Records from a collection:
━━━━━━━━━━
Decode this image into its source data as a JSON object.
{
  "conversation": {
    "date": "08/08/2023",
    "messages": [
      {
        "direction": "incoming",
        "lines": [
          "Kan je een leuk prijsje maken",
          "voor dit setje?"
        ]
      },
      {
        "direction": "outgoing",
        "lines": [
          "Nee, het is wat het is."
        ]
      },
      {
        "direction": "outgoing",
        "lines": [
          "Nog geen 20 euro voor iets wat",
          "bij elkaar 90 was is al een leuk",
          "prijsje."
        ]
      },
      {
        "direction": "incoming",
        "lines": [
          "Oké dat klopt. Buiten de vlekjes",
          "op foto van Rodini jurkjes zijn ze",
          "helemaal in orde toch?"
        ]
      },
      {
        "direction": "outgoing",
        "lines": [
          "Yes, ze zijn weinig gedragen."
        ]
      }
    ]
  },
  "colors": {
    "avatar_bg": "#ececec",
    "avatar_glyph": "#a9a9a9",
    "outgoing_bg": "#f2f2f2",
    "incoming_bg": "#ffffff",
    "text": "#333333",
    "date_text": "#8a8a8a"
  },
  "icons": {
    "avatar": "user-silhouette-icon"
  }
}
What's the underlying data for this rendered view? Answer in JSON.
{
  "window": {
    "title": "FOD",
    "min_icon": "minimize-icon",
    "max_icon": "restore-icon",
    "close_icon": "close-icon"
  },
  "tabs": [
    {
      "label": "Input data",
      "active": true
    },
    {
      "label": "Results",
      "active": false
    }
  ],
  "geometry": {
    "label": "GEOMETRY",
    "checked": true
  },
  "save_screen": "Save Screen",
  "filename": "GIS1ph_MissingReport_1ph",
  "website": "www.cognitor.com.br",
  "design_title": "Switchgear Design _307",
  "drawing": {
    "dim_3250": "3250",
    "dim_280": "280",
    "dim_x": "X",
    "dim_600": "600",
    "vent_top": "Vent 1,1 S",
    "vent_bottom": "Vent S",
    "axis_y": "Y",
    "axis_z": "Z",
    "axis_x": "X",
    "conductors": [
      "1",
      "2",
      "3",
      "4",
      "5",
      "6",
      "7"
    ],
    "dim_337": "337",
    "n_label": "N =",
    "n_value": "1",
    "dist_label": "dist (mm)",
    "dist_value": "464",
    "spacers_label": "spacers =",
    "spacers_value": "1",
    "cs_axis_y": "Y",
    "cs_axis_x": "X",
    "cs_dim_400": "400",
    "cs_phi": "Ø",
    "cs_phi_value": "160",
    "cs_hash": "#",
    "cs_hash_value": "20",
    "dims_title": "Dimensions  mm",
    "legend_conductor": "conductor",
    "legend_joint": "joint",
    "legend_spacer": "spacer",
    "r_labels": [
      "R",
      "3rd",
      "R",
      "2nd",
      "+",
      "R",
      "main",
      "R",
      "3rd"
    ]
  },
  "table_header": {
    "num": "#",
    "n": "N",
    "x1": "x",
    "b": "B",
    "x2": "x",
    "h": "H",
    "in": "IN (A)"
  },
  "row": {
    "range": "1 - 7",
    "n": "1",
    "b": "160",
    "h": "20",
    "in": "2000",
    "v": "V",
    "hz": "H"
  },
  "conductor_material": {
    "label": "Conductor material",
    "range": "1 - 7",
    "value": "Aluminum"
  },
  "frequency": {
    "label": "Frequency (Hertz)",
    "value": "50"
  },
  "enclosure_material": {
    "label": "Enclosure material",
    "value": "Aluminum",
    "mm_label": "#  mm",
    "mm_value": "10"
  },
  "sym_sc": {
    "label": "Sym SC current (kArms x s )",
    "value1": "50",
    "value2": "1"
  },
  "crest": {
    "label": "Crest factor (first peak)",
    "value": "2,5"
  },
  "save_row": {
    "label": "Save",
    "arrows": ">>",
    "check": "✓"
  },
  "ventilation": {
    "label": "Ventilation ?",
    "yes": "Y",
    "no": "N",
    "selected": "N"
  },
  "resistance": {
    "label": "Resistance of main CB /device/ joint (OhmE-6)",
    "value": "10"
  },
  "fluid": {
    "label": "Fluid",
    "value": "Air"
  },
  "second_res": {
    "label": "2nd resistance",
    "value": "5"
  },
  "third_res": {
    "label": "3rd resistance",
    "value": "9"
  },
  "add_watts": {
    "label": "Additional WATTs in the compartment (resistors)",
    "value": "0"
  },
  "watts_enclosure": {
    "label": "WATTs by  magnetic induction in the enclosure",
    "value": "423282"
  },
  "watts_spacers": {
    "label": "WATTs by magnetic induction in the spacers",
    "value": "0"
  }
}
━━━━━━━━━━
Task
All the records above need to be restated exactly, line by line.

Solution
Decode this image into its source data as a JSON object.
{
  "conversation": {
    "date": "08/08/2023",
    "messages": [
      {
        "direction": "incoming",
        "lines": [
          "Kan je een leuk prijsje maken",
          "voor dit setje?"
        ]
      },
      {
        "direction": "outgoing",
        "lines": [
          "Nee, het is wat het is."
        ]
      },
      {
        "direction": "outgoing",
        "lines": [
          "Nog geen 20 euro voor iets wat",
          "bij elkaar 90 was is al een leuk",
          "prijsje."
        ]
      },
      {
        "direction": "incoming",
        "lines": [
          "Oké dat klopt. Buiten de vlekjes",
          "op foto van Rodini jurkjes zijn ze",
          "helemaal in orde toch?"
        ]
      },
      {
        "direction": "outgoing",
        "lines": [
          "Yes, ze zijn weinig gedragen."
        ]
      }
    ]
  },
  "colors": {
    "avatar_bg": "#ececec",
    "avatar_glyph": "#a9a9a9",
    "outgoing_bg": "#f2f2f2",
    "incoming_bg": "#ffffff",
    "text": "#333333",
    "date_text": "#8a8a8a"
  },
  "icons": {
    "avatar": "user-silhouette-icon"
  }
}
What's the underlying data for this rendered view? Answer in JSON.
{
  "window": {
    "title": "FOD",
    "min_icon": "minimize-icon",
    "max_icon": "restore-icon",
    "close_icon": "close-icon"
  },
  "tabs": [
    {
      "label": "Input data",
      "active": true
    },
    {
      "label": "Results",
      "active": false
    }
  ],
  "geometry": {
    "label": "GEOMETRY",
    "checked": true
  },
  "save_screen": "Save Screen",
  "filename": "GIS1ph_MissingReport_1ph",
  "website": "www.cognitor.com.br",
  "design_title": "Switchgear Design _307",
  "drawing": {
    "dim_3250": "3250",
    "dim_280": "280",
    "dim_x": "X",
    "dim_600": "600",
    "vent_top": "Vent 1,1 S",
    "vent_bottom": "Vent S",
    "axis_y": "Y",
    "axis_z": "Z",
    "axis_x": "X",
    "conductors": [
      "1",
      "2",
      "3",
      "4",
      "5",
      "6",
      "7"
    ],
    "dim_337": "337",
    "n_label": "N =",
    "n_value": "1",
    "dist_label": "dist (mm)",
    "dist_value": "464",
    "spacers_label": "spacers =",
    "spacers_value": "1",
    "cs_axis_y": "Y",
    "cs_axis_x": "X",
    "cs_dim_400": "400",
    "cs_phi": "Ø",
    "cs_phi_value": "160",
    "cs_hash": "#",
    "cs_hash_value": "20",
    "dims_title": "Dimensions  mm",
    "legend_conductor": "conductor",
    "legend_joint": "joint",
    "legend_spacer": "spacer",
    "r_labels": [
      "R",
      "3rd",
      "R",
      "2nd",
      "+",
      "R",
      "main",
      "R",
      "3rd"
    ]
  },
  "table_header": {
    "num": "#",
    "n": "N",
    "x1": "x",
    "b": "B",
    "x2": "x",
    "h": "H",
    "in": "IN (A)"
  },
  "row": {
    "range": "1 - 7",
    "n": "1",
    "b": "160",
    "h": "20",
    "in": "2000",
    "v": "V",
    "hz": "H"
  },
  "conductor_material": {
    "label": "Conductor material",
    "range": "1 - 7",
    "value": "Aluminum"
  },
  "frequency": {
    "label": "Frequency (Hertz)",
    "value": "50"
  },
  "enclosure_material": {
    "label": "Enclosure material",
    "value": "Aluminum",
    "mm_label": "#  mm",
    "mm_value": "10"
  },
  "sym_sc": {
    "label": "Sym SC current (kArms x s )",
    "value1": "50",
    "value2": "1"
  },
  "crest": {
    "label": "Crest factor (first peak)",
    "value": "2,5"
  },
  "save_row": {
    "label": "Save",
    "arrows": ">>",
    "check": "✓"
  },
  "ventilation": {
    "label": "Ventilation ?",
    "yes": "Y",
    "no": "N",
    "selected": "N"
  },
  "resistance": {
    "label": "Resistance of main CB /device/ joint (OhmE-6)",
    "value": "10"
  },
  "fluid": {
    "label": "Fluid",
    "value": "Air"
  },
  "second_res": {
    "label": "2nd resistance",
    "value": "5"
  },
  "third_res": {
    "label": "3rd resistance",
    "value": "9"
  },
  "add_watts": {
    "label": "Additional WATTs in the compartment (resistors)",
    "value": "0"
  },
  "watts_enclosure": {
    "label": "WATTs by  magnetic induction in the enclosure",
    "value": "423282"
  },
  "watts_spacers": {
    "label": "WATTs by magnetic induction in the spacers",
    "value": "0"
  }
}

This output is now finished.